Report each line below that carries the word "title".
START Input records
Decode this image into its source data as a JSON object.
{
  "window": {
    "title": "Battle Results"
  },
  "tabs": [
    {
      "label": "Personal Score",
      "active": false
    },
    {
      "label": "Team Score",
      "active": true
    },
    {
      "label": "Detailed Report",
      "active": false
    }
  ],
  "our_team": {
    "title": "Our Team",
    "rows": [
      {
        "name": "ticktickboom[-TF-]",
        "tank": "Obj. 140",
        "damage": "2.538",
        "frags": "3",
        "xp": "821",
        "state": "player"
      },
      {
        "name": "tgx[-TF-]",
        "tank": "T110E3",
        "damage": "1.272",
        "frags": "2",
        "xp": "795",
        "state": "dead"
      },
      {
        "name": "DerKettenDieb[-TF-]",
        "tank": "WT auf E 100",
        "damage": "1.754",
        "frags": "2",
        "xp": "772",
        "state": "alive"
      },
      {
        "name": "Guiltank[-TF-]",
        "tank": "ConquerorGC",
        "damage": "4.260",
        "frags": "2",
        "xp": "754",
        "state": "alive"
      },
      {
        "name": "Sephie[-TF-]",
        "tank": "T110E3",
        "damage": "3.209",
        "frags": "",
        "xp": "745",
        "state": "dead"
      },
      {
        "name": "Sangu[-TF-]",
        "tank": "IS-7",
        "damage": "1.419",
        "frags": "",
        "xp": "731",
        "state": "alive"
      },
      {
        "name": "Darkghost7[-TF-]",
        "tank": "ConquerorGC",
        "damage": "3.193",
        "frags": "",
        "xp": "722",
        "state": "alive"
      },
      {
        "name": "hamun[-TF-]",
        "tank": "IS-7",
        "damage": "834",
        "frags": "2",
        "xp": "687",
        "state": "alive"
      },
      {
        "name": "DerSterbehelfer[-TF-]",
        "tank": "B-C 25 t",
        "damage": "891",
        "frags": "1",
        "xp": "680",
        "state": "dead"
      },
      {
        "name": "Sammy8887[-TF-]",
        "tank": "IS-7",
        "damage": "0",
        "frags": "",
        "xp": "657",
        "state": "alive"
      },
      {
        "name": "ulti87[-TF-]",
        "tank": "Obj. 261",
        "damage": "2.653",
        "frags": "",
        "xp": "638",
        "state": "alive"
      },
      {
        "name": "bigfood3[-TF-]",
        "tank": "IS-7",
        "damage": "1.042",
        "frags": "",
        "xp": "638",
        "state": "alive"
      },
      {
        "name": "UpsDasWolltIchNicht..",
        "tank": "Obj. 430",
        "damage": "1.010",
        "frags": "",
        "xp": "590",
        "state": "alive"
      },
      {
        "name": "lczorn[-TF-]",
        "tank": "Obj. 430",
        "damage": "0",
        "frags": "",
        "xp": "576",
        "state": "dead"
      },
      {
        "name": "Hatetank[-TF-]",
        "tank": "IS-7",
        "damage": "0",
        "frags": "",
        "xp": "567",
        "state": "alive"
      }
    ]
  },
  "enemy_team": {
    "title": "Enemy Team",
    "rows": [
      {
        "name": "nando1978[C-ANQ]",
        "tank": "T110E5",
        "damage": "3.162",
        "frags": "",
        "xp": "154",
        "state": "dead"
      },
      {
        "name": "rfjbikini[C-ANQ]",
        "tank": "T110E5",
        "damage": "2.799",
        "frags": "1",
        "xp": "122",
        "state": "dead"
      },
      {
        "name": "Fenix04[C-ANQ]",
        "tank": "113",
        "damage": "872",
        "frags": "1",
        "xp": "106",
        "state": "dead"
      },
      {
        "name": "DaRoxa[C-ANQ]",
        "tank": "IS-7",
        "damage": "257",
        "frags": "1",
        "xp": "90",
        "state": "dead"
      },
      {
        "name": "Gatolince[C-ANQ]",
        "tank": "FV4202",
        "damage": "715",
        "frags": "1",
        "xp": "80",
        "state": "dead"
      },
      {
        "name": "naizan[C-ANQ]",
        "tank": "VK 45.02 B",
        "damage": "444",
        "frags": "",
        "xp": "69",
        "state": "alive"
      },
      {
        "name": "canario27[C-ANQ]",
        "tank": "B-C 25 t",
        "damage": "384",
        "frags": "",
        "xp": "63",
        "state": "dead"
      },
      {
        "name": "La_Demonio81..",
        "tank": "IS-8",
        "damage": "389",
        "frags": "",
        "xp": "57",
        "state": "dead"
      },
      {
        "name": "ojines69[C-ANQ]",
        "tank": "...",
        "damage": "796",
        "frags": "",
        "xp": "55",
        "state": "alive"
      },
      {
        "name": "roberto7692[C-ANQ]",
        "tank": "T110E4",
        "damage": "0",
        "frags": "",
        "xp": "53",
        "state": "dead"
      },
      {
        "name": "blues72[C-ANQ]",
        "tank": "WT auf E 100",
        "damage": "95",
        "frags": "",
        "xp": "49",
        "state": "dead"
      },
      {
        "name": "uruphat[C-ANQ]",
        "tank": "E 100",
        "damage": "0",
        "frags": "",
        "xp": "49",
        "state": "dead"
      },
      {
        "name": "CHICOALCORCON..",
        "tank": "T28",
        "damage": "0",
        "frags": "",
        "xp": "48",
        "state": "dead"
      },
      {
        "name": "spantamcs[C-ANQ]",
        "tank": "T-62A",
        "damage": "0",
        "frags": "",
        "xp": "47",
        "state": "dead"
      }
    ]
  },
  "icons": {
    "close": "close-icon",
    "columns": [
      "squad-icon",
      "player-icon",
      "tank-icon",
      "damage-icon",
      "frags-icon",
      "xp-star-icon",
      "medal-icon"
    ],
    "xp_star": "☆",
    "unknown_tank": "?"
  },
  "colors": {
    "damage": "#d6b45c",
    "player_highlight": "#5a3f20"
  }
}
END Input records
* **Finished task**:
    "title": "Battle Results"
    "title": "Our Team",
    "title": "Enemy Team",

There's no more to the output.